A complete recalibration of the kicking game won't come overnight. Folk has missed some makeable kicks this spring, a sight Coach Steve Sarkisian has mostly shrugged off during post-practice interviews. He understands Folk is working with a new unit. Additionally, he's not overly concerned about kicks that don't count.
To get up to speed, a quartet of Folk, Bruns, Lopez and punter Will Mahan are a constant sight before and after practice. They've banded together each morning at 7 a.m. for workouts. When practice ends, the group will hang out together off the field as well.
"We're together almost every day," Lopez said. "Just building that friendship connection has really helped with the chemistry."
Outside of watching film, the only way Lopez said he can improve his long-snapping skills is with practice reps. So he'll gather Bruns and intentionally snap him balls that are too low or too high, helping to prepare the holder for the live snaps that do happen to go awry. Bruns said he's felt more comfortable as spring practice has worn on, knowing his sure hands (part of what made him a record-setting receiver out of Prosser High School) can handle any snap. The extra practice has helped, according to Bruns, who noted Folk is regaining the form that made him one of the most successful placekickers in Husky history in 2009. Case in point: during Saturday's scrimmage at a wind-swept Husky Stadium, Folk drilled a 45-yard field goal.
"We've made a big gain from where we were at the beginning of spring to now," Bruns said.
Bruns enjoys holding because it keeps him on the field. When he was approached this offseason by the coaches about the opportunity, he jumped. Holding offered him a sure job on the field, unlike receiving, where there is brutal competition to showcase yourself in front of the decision makers. The Huskies returned a deep class of receivers, and Bruns wasn't helped when he suffered a concussion during the early part of spring ball. The knock wasn't serious, but it was enough for others to step into his place.
"There's a lot of depth at the receiver position. A lot," Bruns said. "We're all close, and it's better for us as a unit (to be deep). It's going to help me individually as well."

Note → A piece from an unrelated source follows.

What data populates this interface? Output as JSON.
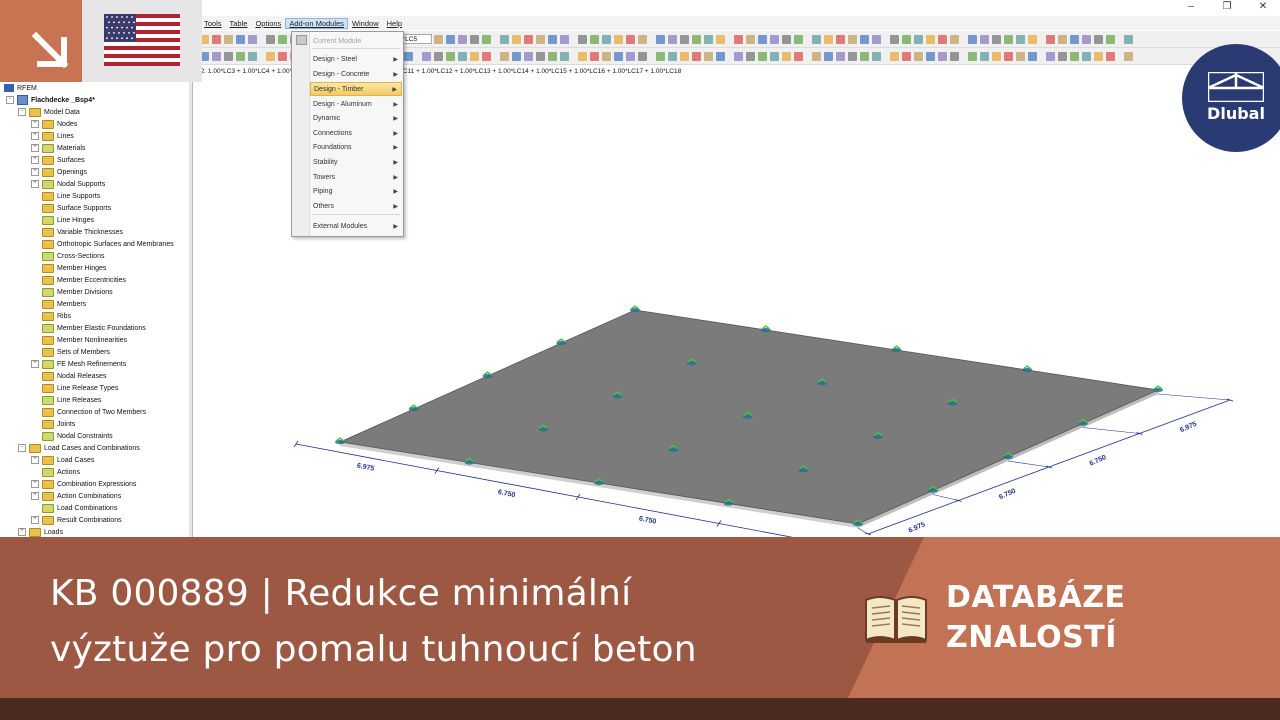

Lopez has no such competition to keep him up nights. The junior from nearby Bellevue began his college football career at the University of Michigan, a decision he called "rash." That's not to say he didn't enjoy his time in Ann Arbor, but he regretted leaving the Evergreen State to head east almost immediately. Last year, Lopez backed up Morovick. Now he's in sole possession of the job.
The hardest part of the gig, Lopez said, is putting yourself in the proper mind frame to succeed in such a short window. A long snapper can theoretically sit on the bench for 59 minutes and 55 seconds, and then be called upon to snap the would-be game-winning field goal.
"I'm a real calm, collected guy," Lopez said. "I don't get rattled. But stuff like this, you don't five to six opportunities to do it right. Sometimes, you only get one shot."